_WORK TASK_: In the records, find every line with the word "JSON" and copy it out.

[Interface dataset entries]
+++
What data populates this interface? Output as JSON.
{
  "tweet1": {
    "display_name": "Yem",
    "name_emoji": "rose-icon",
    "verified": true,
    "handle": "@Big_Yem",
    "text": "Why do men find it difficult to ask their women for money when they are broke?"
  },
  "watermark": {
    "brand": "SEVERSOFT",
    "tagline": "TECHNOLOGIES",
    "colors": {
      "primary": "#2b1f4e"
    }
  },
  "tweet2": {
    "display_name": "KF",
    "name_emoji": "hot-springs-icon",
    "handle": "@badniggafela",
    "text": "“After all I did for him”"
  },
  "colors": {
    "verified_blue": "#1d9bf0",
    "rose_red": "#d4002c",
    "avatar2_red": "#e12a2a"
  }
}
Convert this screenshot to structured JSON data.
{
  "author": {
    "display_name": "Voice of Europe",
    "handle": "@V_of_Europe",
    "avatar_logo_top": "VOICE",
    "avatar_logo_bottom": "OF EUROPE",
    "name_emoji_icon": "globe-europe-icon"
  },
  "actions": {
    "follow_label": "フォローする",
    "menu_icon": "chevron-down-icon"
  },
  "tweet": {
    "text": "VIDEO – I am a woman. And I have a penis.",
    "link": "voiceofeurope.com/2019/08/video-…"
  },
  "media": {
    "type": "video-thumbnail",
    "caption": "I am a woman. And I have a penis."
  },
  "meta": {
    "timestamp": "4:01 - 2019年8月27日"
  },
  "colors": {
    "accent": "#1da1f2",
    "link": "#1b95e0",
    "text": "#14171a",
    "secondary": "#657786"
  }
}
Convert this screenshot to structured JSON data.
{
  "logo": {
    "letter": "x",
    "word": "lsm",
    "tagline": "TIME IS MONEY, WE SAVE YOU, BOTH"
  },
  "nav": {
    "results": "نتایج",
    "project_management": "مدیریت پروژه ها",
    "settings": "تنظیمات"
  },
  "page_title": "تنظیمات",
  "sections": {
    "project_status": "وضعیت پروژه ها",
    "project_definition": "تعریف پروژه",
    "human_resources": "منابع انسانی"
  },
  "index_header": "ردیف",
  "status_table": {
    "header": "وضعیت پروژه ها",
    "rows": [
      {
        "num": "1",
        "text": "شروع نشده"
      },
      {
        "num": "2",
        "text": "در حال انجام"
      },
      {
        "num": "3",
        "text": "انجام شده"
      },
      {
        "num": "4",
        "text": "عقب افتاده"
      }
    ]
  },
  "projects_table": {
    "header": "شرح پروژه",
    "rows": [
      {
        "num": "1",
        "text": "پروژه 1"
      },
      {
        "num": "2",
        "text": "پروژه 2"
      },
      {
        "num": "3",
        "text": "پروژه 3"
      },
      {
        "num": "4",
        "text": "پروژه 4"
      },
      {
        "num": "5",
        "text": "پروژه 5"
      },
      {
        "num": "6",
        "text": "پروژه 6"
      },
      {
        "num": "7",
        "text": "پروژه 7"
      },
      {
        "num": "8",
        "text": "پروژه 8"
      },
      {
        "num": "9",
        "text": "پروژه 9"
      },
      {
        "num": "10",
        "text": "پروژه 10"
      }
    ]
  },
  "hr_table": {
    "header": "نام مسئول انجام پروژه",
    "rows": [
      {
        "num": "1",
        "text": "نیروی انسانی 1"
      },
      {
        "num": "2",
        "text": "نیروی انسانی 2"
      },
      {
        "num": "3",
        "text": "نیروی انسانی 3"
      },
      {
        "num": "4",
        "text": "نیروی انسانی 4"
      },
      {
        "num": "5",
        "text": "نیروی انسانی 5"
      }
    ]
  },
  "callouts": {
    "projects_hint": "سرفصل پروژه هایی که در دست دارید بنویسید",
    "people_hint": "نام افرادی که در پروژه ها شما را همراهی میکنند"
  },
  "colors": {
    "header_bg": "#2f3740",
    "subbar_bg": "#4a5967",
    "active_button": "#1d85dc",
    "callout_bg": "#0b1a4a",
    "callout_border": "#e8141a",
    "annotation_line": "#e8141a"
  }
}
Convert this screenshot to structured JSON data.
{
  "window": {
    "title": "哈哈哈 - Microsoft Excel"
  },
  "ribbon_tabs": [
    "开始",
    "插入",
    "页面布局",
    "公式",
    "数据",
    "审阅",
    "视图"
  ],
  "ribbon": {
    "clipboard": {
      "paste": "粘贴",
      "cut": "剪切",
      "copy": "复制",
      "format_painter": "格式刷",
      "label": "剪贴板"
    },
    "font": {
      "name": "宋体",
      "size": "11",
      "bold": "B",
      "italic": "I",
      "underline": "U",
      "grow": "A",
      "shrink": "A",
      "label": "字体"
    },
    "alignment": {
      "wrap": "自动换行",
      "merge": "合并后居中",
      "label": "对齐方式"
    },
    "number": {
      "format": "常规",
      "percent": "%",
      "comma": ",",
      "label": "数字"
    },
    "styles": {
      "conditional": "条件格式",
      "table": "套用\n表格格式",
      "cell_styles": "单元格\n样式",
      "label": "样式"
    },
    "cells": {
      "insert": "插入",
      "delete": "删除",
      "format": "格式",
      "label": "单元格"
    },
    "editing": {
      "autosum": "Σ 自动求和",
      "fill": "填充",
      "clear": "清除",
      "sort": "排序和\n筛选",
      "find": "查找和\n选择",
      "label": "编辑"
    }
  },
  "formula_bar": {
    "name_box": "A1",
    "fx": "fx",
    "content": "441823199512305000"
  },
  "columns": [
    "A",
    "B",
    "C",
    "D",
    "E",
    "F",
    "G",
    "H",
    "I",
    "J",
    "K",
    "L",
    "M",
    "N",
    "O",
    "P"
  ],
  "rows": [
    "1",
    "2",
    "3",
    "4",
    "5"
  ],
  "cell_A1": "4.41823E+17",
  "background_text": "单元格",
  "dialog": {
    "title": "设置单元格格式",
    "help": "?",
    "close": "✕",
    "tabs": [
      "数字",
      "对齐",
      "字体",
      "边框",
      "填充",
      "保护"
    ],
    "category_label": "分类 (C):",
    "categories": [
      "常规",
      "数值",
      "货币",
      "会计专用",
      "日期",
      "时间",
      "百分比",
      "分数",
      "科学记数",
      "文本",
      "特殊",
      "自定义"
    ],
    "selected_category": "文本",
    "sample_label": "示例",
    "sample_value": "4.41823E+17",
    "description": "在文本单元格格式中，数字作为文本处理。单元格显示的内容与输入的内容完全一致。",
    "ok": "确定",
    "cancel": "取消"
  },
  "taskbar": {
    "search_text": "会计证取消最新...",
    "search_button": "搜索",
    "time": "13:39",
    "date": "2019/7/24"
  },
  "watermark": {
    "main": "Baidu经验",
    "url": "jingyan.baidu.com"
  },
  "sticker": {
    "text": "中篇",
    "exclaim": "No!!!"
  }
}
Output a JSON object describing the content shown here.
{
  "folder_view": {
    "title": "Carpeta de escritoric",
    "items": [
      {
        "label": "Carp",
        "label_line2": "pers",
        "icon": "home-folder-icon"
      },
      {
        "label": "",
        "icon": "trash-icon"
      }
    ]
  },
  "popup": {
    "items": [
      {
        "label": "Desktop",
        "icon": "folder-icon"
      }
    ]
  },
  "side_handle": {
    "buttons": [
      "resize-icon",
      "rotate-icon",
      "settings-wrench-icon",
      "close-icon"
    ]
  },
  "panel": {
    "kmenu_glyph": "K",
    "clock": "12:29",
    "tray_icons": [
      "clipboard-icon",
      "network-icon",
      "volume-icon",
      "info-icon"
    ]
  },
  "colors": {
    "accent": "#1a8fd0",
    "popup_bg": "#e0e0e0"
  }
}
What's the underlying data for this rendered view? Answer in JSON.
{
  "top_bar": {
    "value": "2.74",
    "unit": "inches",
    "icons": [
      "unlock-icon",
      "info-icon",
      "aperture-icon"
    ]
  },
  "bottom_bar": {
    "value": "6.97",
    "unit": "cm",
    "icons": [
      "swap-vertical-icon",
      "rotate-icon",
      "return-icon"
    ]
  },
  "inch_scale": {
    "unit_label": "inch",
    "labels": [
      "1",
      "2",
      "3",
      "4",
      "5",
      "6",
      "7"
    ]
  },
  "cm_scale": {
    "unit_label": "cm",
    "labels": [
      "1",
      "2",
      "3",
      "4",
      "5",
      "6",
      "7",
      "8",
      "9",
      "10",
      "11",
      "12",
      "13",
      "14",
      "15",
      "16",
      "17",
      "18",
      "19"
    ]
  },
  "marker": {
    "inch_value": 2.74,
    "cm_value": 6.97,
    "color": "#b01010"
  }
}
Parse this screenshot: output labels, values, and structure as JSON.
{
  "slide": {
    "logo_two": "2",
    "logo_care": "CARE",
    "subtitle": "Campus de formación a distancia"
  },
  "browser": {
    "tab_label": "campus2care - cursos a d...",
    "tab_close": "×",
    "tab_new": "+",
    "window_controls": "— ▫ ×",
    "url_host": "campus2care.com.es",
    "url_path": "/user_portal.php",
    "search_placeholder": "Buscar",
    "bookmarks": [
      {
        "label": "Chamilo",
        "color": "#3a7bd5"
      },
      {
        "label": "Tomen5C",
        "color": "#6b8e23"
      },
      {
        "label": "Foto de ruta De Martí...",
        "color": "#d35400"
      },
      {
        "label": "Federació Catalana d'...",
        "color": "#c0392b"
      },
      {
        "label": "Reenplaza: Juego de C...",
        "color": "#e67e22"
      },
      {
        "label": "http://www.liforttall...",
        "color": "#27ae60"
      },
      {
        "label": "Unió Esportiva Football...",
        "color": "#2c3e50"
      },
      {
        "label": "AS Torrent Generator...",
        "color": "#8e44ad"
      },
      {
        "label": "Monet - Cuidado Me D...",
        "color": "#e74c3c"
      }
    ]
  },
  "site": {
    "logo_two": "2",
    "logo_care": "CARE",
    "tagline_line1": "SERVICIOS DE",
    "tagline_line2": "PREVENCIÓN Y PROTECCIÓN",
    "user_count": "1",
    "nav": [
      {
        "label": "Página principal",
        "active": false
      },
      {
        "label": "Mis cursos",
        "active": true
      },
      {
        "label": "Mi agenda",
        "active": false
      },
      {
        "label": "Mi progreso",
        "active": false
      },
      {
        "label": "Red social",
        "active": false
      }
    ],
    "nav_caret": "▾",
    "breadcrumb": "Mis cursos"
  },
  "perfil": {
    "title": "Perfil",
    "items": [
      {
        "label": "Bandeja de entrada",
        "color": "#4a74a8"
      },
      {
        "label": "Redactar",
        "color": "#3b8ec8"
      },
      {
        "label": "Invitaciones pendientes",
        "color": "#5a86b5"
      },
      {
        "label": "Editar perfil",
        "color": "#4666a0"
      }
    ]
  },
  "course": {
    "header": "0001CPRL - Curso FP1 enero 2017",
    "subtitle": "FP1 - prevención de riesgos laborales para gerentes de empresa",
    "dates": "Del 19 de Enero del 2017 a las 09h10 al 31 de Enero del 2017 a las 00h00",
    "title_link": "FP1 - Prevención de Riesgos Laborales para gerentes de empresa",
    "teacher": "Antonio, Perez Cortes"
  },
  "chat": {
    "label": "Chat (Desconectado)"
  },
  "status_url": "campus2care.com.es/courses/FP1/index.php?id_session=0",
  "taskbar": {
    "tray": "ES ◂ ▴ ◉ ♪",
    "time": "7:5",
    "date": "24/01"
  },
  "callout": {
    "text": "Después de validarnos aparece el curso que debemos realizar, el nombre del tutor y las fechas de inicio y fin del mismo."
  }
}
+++
_SOLUTION TO THE EXERCISE_:
What data populates this interface? Output as JSON.
Convert this screenshot to structured JSON data.
Convert this screenshot to structured JSON data.
Convert this screenshot to structured JSON data.
Output a JSON object describing the content shown here.
What's the underlying data for this rendered view? Answer in JSON.
Parse this screenshot: output labels, values, and structure as JSON.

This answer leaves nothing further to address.